This exercise asks for every line of the material that contains the word "fresh".

+ + + +

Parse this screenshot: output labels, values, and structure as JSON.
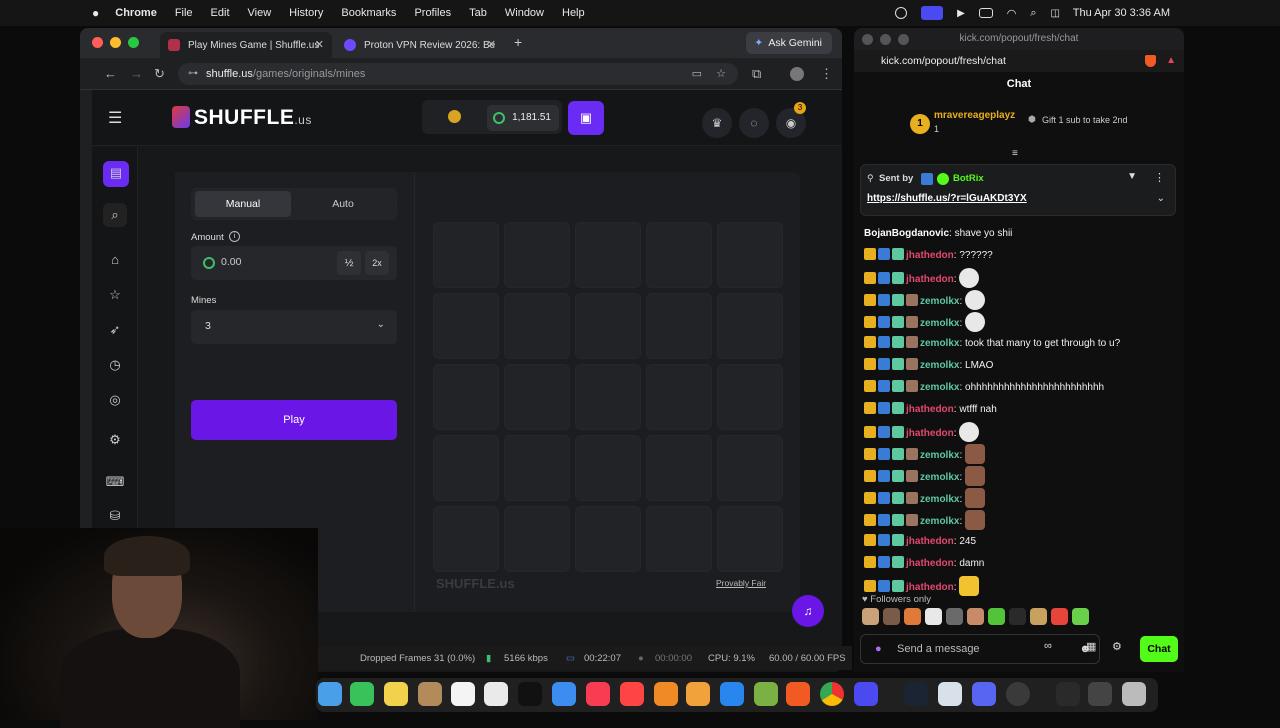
{
  "menubar": {
    "app": "Chrome",
    "items": [
      "File",
      "Edit",
      "View",
      "History",
      "Bookmarks",
      "Profiles",
      "Tab",
      "Window",
      "Help"
    ],
    "clock": "Thu Apr 30  3:36 AM"
  },
  "browser": {
    "tabs": [
      {
        "title": "Play Mines Game | Shuffle.us"
      },
      {
        "title": "Proton VPN Review 2026: Be"
      }
    ],
    "new_tab": "+",
    "gemini": "Ask Gemini",
    "url_host": "shuffle.us",
    "url_path": "/games/originals/mines"
  },
  "site": {
    "logo": "SHUFFLE",
    "logo_suffix": ".us",
    "balance": "1,181.51",
    "notification_count": "3",
    "mode_tabs": {
      "manual": "Manual",
      "auto": "Auto"
    },
    "amount_label": "Amount",
    "amount_value": "0.00",
    "half_label": "½",
    "double_label": "2x",
    "mines_label": "Mines",
    "mines_value": "3",
    "play_label": "Play",
    "footer_logo": "SHUFFLE.us",
    "provably_fair": "Provably Fair"
  },
  "status": {
    "dropped": "Dropped Frames 31 (0.0%)",
    "bitrate": "5166 kbps",
    "rec_time": "00:22:07",
    "stream_time": "00:00:00",
    "cpu": "CPU: 9.1%",
    "fps": "60.00 / 60.00 FPS"
  },
  "chat": {
    "window_title": "kick.com/popout/fresh/chat",
    "url": "kick.com/popout/fresh/chat",
    "header": "Chat",
    "gifter": {
      "rank": "1",
      "name": "mravereageplayz",
      "count": "1",
      "cta": "Gift 1 sub to take 2nd"
    },
    "pinned": {
      "sent_by": "Sent by",
      "author": "BotRix",
      "link": "https://shuffle.us/?r=lGuAKDt3YX"
    },
    "messages": [
      {
        "user": "BojanBogdanovic",
        "text": "shave yo shii",
        "style": "b"
      },
      {
        "user": "jhathedon",
        "text": "??????",
        "style": "j"
      },
      {
        "user": "jhathedon",
        "text": "",
        "style": "j",
        "emote": "skull"
      },
      {
        "user": "zemolkx",
        "text": "",
        "style": "z",
        "emote": "skull"
      },
      {
        "user": "zemolkx",
        "text": "",
        "style": "z",
        "emote": "skull"
      },
      {
        "user": "zemolkx",
        "text": "took that many to get through to u?",
        "style": "z"
      },
      {
        "user": "zemolkx",
        "text": "LMAO",
        "style": "z"
      },
      {
        "user": "zemolkx",
        "text": "ohhhhhhhhhhhhhhhhhhhhhhhh",
        "style": "z"
      },
      {
        "user": "jhathedon",
        "text": "wtfff nah",
        "style": "j"
      },
      {
        "user": "jhathedon",
        "text": "",
        "style": "j",
        "emote": "skull"
      },
      {
        "user": "zemolkx",
        "text": "",
        "style": "z",
        "emote": "face"
      },
      {
        "user": "zemolkx",
        "text": "",
        "style": "z",
        "emote": "face"
      },
      {
        "user": "zemolkx",
        "text": "",
        "style": "z",
        "emote": "face"
      },
      {
        "user": "zemolkx",
        "text": "",
        "style": "z",
        "emote": "face"
      },
      {
        "user": "jhathedon",
        "text": "245",
        "style": "j"
      },
      {
        "user": "jhathedon",
        "text": "damn",
        "style": "j"
      },
      {
        "user": "jhathedon",
        "text": "",
        "style": "j",
        "emote": "nerd"
      }
    ],
    "followers_only": "Followers only",
    "composer_placeholder": "Send a message",
    "send_label": "Chat"
  }
}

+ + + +

### Response box
    "window_title": "kick.com/popout/fresh/chat",
    "url": "kick.com/popout/fresh/chat",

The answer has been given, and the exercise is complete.